** Your instructions **
Output all of the entries exactly as they are given.

[Stored items]
════════════════════

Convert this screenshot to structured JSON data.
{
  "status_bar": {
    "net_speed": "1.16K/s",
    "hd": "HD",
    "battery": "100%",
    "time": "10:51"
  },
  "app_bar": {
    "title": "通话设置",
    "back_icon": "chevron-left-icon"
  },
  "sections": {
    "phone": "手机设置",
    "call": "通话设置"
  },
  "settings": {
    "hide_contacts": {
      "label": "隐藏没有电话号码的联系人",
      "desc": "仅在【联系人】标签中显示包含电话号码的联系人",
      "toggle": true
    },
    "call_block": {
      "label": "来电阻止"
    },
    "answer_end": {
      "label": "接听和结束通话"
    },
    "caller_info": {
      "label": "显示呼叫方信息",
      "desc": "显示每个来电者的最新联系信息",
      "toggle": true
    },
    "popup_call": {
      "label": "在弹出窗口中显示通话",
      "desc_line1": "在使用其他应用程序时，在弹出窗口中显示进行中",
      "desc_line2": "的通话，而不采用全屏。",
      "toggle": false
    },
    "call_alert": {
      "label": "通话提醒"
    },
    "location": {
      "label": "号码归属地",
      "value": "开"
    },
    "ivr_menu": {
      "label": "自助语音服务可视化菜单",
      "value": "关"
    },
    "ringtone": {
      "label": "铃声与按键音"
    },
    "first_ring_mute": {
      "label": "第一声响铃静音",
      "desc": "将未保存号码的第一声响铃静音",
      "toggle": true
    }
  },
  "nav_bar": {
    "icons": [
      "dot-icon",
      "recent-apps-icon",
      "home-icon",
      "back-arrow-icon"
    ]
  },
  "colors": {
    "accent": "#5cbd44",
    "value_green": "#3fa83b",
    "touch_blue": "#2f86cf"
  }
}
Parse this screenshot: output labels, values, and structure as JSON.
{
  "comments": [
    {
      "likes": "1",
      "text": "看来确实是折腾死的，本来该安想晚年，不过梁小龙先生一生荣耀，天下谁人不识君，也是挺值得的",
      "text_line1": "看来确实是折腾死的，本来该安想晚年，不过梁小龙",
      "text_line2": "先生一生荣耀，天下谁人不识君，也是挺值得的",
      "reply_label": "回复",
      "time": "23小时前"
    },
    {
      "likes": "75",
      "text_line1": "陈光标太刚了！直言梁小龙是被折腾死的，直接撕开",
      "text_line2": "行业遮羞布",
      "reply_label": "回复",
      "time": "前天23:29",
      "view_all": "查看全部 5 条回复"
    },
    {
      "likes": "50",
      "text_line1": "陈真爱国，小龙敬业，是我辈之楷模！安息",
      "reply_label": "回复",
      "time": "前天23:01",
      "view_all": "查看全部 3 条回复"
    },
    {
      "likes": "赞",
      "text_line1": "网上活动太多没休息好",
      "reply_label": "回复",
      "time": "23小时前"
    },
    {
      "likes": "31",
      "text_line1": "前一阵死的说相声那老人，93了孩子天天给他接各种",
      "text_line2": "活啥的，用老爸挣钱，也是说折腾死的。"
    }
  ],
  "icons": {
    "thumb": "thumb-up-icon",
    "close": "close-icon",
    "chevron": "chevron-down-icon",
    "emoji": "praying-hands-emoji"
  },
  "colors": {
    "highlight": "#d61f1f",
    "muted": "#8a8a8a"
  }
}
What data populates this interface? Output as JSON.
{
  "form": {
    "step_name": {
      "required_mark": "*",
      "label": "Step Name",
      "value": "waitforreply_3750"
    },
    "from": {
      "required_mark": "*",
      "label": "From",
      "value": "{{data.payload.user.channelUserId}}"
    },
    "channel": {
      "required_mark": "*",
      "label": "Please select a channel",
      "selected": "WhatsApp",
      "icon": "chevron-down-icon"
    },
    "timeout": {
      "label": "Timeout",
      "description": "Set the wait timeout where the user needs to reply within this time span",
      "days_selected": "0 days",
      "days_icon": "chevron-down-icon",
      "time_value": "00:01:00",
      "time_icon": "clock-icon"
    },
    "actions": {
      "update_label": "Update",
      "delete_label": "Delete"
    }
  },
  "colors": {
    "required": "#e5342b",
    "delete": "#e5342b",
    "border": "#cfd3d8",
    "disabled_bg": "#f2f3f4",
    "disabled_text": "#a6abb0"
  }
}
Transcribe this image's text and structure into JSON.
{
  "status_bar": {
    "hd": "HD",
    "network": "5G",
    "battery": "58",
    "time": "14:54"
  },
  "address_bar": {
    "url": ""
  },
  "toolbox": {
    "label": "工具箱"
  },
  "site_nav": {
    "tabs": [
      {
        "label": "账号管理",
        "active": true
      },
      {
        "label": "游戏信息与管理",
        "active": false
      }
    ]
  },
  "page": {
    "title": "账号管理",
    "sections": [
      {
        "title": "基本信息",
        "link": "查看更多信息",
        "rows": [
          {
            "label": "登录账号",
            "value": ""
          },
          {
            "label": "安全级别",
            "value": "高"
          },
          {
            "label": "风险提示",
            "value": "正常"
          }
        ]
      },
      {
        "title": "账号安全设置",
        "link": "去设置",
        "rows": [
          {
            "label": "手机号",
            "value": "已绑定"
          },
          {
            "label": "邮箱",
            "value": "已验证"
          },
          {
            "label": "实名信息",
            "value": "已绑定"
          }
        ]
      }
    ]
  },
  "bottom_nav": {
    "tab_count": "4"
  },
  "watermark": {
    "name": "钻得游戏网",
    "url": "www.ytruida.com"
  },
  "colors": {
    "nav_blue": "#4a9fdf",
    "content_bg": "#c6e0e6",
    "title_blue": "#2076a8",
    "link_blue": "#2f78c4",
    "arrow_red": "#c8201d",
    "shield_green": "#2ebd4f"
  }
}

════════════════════

** Response to the task **
Convert this screenshot to structured JSON data.
{
  "status_bar": {
    "net_speed": "1.16K/s",
    "hd": "HD",
    "battery": "100%",
    "time": "10:51"
  },
  "app_bar": {
    "title": "通话设置",
    "back_icon": "chevron-left-icon"
  },
  "sections": {
    "phone": "手机设置",
    "call": "通话设置"
  },
  "settings": {
    "hide_contacts": {
      "label": "隐藏没有电话号码的联系人",
      "desc": "仅在【联系人】标签中显示包含电话号码的联系人",
      "toggle": true
    },
    "call_block": {
      "label": "来电阻止"
    },
    "answer_end": {
      "label": "接听和结束通话"
    },
    "caller_info": {
      "label": "显示呼叫方信息",
      "desc": "显示每个来电者的最新联系信息",
      "toggle": true
    },
    "popup_call": {
      "label": "在弹出窗口中显示通话",
      "desc_line1": "在使用其他应用程序时，在弹出窗口中显示进行中",
      "desc_line2": "的通话，而不采用全屏。",
      "toggle": false
    },
    "call_alert": {
      "label": "通话提醒"
    },
    "location": {
      "label": "号码归属地",
      "value": "开"
    },
    "ivr_menu": {
      "label": "自助语音服务可视化菜单",
      "value": "关"
    },
    "ringtone": {
      "label": "铃声与按键音"
    },
    "first_ring_mute": {
      "label": "第一声响铃静音",
      "desc": "将未保存号码的第一声响铃静音",
      "toggle": true
    }
  },
  "nav_bar": {
    "icons": [
      "dot-icon",
      "recent-apps-icon",
      "home-icon",
      "back-arrow-icon"
    ]
  },
  "colors": {
    "accent": "#5cbd44",
    "value_green": "#3fa83b",
    "touch_blue": "#2f86cf"
  }
}
Parse this screenshot: output labels, values, and structure as JSON.
{
  "comments": [
    {
      "likes": "1",
      "text": "看来确实是折腾死的，本来该安想晚年，不过梁小龙先生一生荣耀，天下谁人不识君，也是挺值得的",
      "text_line1": "看来确实是折腾死的，本来该安想晚年，不过梁小龙",
      "text_line2": "先生一生荣耀，天下谁人不识君，也是挺值得的",
      "reply_label": "回复",
      "time": "23小时前"
    },
    {
      "likes": "75",
      "text_line1": "陈光标太刚了！直言梁小龙是被折腾死的，直接撕开",
      "text_line2": "行业遮羞布",
      "reply_label": "回复",
      "time": "前天23:29",
      "view_all": "查看全部 5 条回复"
    },
    {
      "likes": "50",
      "text_line1": "陈真爱国，小龙敬业，是我辈之楷模！安息",
      "reply_label": "回复",
      "time": "前天23:01",
      "view_all": "查看全部 3 条回复"
    },
    {
      "likes": "赞",
      "text_line1": "网上活动太多没休息好",
      "reply_label": "回复",
      "time": "23小时前"
    },
    {
      "likes": "31",
      "text_line1": "前一阵死的说相声那老人，93了孩子天天给他接各种",
      "text_line2": "活啥的，用老爸挣钱，也是说折腾死的。"
    }
  ],
  "icons": {
    "thumb": "thumb-up-icon",
    "close": "close-icon",
    "chevron": "chevron-down-icon",
    "emoji": "praying-hands-emoji"
  },
  "colors": {
    "highlight": "#d61f1f",
    "muted": "#8a8a8a"
  }
}
What data populates this interface? Output as JSON.
{
  "form": {
    "step_name": {
      "required_mark": "*",
      "label": "Step Name",
      "value": "waitforreply_3750"
    },
    "from": {
      "required_mark": "*",
      "label": "From",
      "value": "{{data.payload.user.channelUserId}}"
    },
    "channel": {
      "required_mark": "*",
      "label": "Please select a channel",
      "selected": "WhatsApp",
      "icon": "chevron-down-icon"
    },
    "timeout": {
      "label": "Timeout",
      "description": "Set the wait timeout where the user needs to reply within this time span",
      "days_selected": "0 days",
      "days_icon": "chevron-down-icon",
      "time_value": "00:01:00",
      "time_icon": "clock-icon"
    },
    "actions": {
      "update_label": "Update",
      "delete_label": "Delete"
    }
  },
  "colors": {
    "required": "#e5342b",
    "delete": "#e5342b",
    "border": "#cfd3d8",
    "disabled_bg": "#f2f3f4",
    "disabled_text": "#a6abb0"
  }
}
Transcribe this image's text and structure into JSON.
{
  "status_bar": {
    "hd": "HD",
    "network": "5G",
    "battery": "58",
    "time": "14:54"
  },
  "address_bar": {
    "url": ""
  },
  "toolbox": {
    "label": "工具箱"
  },
  "site_nav": {
    "tabs": [
      {
        "label": "账号管理",
        "active": true
      },
      {
        "label": "游戏信息与管理",
        "active": false
      }
    ]
  },
  "page": {
    "title": "账号管理",
    "sections": [
      {
        "title": "基本信息",
        "link": "查看更多信息",
        "rows": [
          {
            "label": "登录账号",
            "value": ""
          },
          {
            "label": "安全级别",
            "value": "高"
          },
          {
            "label": "风险提示",
            "value": "正常"
          }
        ]
      },
      {
        "title": "账号安全设置",
        "link": "去设置",
        "rows": [
          {
            "label": "手机号",
            "value": "已绑定"
          },
          {
            "label": "邮箱",
            "value": "已验证"
          },
          {
            "label": "实名信息",
            "value": "已绑定"
          }
        ]
      }
    ]
  },
  "bottom_nav": {
    "tab_count": "4"
  },
  "watermark": {
    "name": "钻得游戏网",
    "url": "www.ytruida.com"
  },
  "colors": {
    "nav_blue": "#4a9fdf",
    "content_bg": "#c6e0e6",
    "title_blue": "#2076a8",
    "link_blue": "#2f78c4",
    "arrow_red": "#c8201d",
    "shield_green": "#2ebd4f"
  }
}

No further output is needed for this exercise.